In the records below, find each line that holds "emit" and return it.

#### RECORDS SUPPLIED

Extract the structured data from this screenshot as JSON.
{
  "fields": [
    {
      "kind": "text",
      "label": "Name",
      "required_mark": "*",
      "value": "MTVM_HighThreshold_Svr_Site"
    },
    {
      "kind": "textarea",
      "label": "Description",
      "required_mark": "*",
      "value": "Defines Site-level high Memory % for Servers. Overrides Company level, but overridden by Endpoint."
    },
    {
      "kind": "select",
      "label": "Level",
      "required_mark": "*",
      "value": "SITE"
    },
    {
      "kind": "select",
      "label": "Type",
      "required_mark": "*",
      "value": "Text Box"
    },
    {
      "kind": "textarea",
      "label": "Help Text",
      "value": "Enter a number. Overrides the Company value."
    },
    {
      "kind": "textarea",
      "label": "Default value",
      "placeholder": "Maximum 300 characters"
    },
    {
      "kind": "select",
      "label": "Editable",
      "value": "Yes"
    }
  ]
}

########
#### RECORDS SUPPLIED

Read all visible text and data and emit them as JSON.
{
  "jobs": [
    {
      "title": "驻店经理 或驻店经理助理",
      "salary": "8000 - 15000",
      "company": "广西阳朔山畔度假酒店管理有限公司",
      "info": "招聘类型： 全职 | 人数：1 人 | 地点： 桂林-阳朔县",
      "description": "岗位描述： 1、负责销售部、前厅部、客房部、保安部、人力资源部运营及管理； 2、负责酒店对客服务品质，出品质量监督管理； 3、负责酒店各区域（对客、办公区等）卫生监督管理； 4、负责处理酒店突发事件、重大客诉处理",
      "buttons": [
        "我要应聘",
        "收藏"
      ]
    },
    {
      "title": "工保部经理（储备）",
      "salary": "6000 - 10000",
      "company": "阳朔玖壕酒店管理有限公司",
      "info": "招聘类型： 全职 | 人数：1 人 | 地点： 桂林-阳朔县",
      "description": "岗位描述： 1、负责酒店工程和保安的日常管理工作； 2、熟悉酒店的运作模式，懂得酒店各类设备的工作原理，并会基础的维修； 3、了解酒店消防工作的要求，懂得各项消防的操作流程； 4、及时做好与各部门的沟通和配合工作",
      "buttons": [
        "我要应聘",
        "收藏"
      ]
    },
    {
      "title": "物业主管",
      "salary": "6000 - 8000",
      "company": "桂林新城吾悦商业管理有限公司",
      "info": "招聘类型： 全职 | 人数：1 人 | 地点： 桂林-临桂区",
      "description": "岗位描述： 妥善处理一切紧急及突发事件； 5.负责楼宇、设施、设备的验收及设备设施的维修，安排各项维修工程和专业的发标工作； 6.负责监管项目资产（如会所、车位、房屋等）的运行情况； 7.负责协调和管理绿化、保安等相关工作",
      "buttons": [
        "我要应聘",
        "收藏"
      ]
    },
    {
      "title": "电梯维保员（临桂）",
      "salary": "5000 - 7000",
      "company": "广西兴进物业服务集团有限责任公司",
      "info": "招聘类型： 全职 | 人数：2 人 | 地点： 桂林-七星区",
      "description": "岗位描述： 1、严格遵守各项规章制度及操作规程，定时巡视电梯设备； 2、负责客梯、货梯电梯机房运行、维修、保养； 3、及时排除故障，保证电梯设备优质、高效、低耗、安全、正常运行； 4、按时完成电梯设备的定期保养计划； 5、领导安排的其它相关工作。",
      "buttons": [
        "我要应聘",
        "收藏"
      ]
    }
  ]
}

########
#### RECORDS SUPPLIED

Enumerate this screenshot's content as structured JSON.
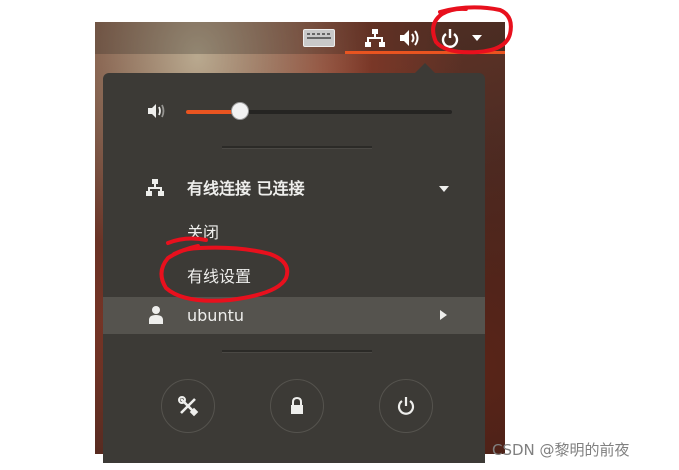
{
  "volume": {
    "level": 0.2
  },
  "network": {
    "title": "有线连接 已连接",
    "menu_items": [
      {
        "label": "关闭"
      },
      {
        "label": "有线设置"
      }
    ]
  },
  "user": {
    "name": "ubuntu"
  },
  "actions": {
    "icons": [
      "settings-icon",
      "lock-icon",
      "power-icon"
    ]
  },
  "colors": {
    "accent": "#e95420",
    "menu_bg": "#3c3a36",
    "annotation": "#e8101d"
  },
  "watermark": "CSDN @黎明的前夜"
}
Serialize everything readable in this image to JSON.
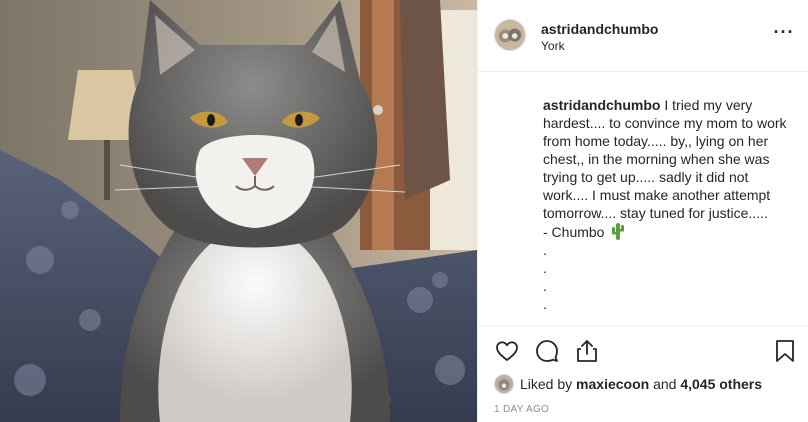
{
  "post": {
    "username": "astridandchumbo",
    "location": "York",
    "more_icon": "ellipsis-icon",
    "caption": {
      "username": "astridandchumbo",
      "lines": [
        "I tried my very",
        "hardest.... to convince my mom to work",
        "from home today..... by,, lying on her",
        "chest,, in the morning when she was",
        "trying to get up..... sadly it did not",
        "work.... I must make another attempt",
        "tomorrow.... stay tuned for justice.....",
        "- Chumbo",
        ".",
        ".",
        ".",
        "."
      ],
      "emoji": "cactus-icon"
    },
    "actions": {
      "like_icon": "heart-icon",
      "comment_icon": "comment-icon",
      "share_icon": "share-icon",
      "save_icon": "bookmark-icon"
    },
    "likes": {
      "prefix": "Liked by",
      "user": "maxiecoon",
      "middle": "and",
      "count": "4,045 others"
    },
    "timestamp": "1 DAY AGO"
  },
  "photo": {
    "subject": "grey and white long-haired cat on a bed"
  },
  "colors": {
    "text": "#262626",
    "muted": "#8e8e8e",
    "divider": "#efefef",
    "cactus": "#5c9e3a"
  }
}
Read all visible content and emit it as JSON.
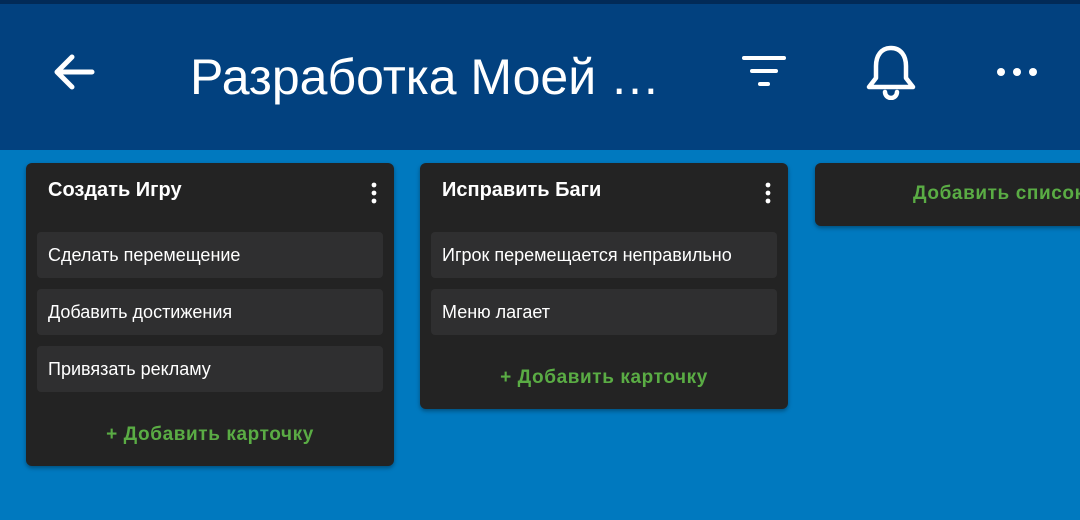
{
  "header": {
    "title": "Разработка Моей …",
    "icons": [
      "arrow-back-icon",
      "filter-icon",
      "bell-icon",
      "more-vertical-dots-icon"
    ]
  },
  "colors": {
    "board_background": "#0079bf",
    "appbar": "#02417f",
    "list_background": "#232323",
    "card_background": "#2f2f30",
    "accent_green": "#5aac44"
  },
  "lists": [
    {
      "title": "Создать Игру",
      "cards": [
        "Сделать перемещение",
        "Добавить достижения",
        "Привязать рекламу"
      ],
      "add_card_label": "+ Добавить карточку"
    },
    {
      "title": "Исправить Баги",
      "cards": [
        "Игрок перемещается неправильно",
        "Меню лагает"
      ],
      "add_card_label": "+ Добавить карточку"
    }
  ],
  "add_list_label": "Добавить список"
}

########

:: RESULT ::
Read all visible text and data and emit them as JSON.
Read all visible content and emit it as JSON.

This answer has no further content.